[Excerpts from an interface dataset]
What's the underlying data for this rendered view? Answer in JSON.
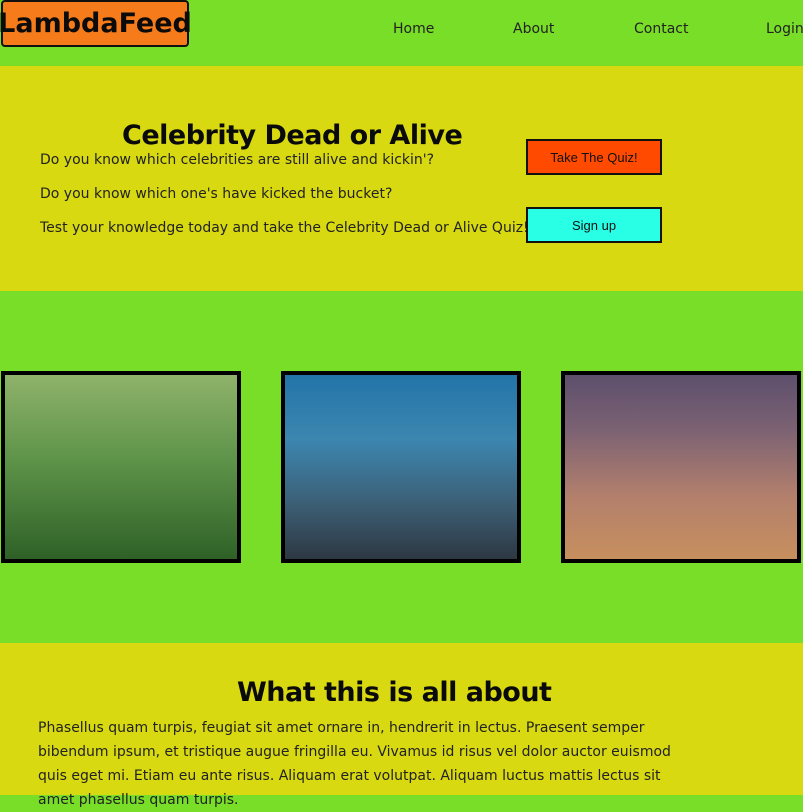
{
  "header": {
    "logo": "LambdaFeed",
    "nav": [
      "Home",
      "About",
      "Contact",
      "Login"
    ]
  },
  "hero": {
    "title": "Celebrity Dead or Alive",
    "lines": [
      "Do you know which celebrities are still alive and kickin'?",
      "Do you know which one's have kicked the bucket?",
      "Test your knowledge today and take the Celebrity Dead or Alive Quiz!!"
    ],
    "buttons": {
      "quiz": "Take The Quiz!",
      "signup": "Sign up"
    }
  },
  "about": {
    "title": "What this is all about",
    "text": "Phasellus quam turpis, feugiat sit amet ornare in, hendrerit in lectus. Praesent semper bibendum ipsum, et tristique augue fringilla eu. Vivamus id risus vel dolor auctor euismod quis eget mi. Etiam eu ante risus. Aliquam erat volutpat. Aliquam luctus mattis lectus sit amet phasellus quam turpis."
  },
  "colors": {
    "page_background": "#79de28",
    "section_background": "#d8d911",
    "logo_background": "#f67b1a",
    "quiz_button": "#ff4a00",
    "signup_button": "#28ffe5"
  }
}
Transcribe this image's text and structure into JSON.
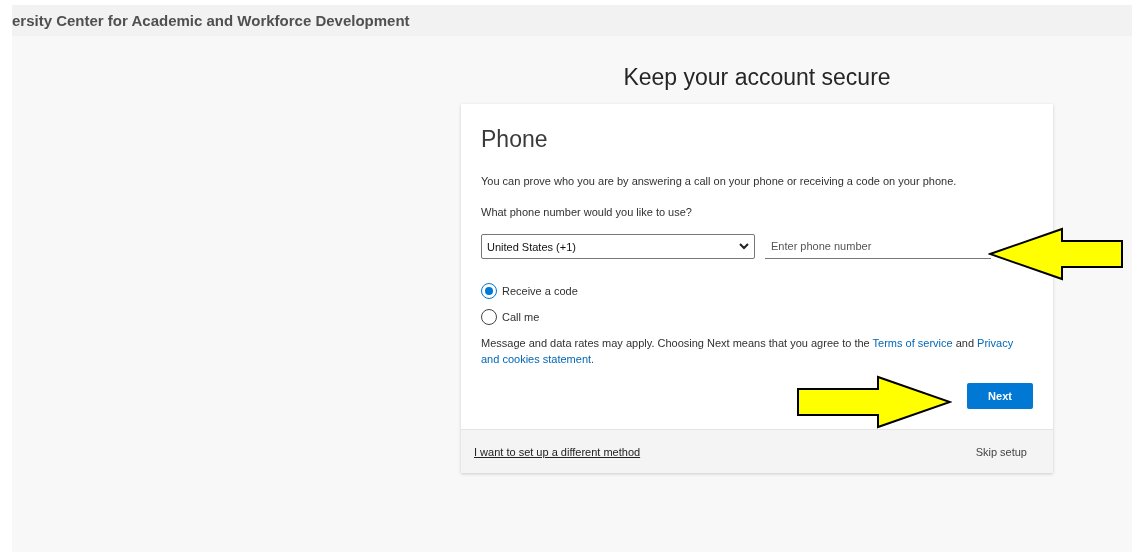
{
  "header": {
    "org_name": "ersity Center for Academic and Workforce Development"
  },
  "page_title": "Keep your account secure",
  "card": {
    "heading": "Phone",
    "intro": "You can prove who you are by answering a call on your phone or receiving a code on your phone.",
    "question": "What phone number would you like to use?",
    "country_select": {
      "value": "United States (+1)"
    },
    "phone_field": {
      "placeholder": "Enter phone number"
    },
    "options": [
      {
        "label": "Receive a code",
        "selected": true
      },
      {
        "label": "Call me",
        "selected": false
      }
    ],
    "notice": {
      "text": "Message and data rates may apply. Choosing Next means that you agree to the ",
      "terms_link": "Terms of service",
      "joiner": " and ",
      "privacy_link": "Privacy and cookies statement."
    },
    "next_button": "Next",
    "footer": {
      "different_method_link": "I want to set up a different method",
      "skip_link": "Skip setup"
    }
  },
  "annotations": [
    {
      "kind": "arrow-left"
    },
    {
      "kind": "arrow-right"
    }
  ]
}
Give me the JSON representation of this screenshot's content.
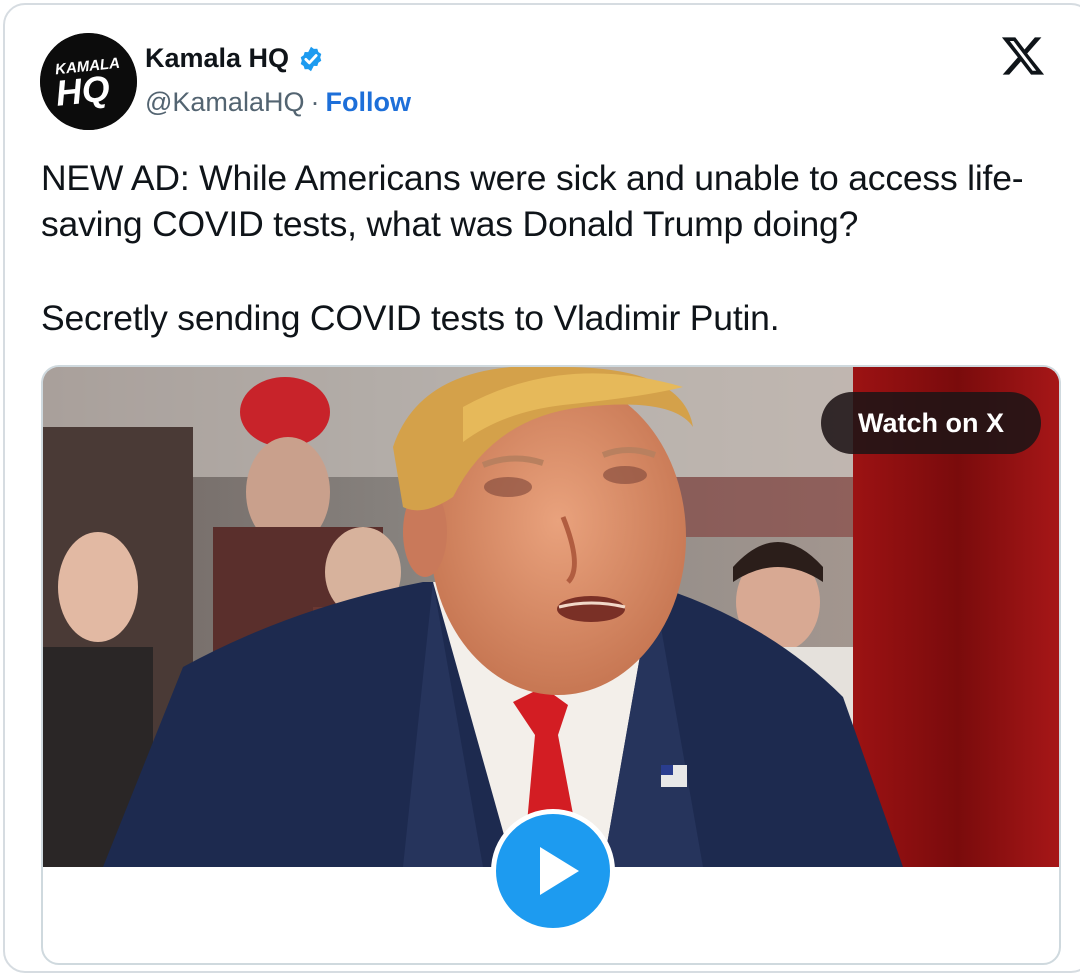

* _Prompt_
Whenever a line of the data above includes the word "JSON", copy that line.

* _Answer to this exercise_
What's the underlying data for this rendered view? Answer in JSON.
Transcribe this image's text and structure into JSON.
Give me the JSON representation of this screenshot's content.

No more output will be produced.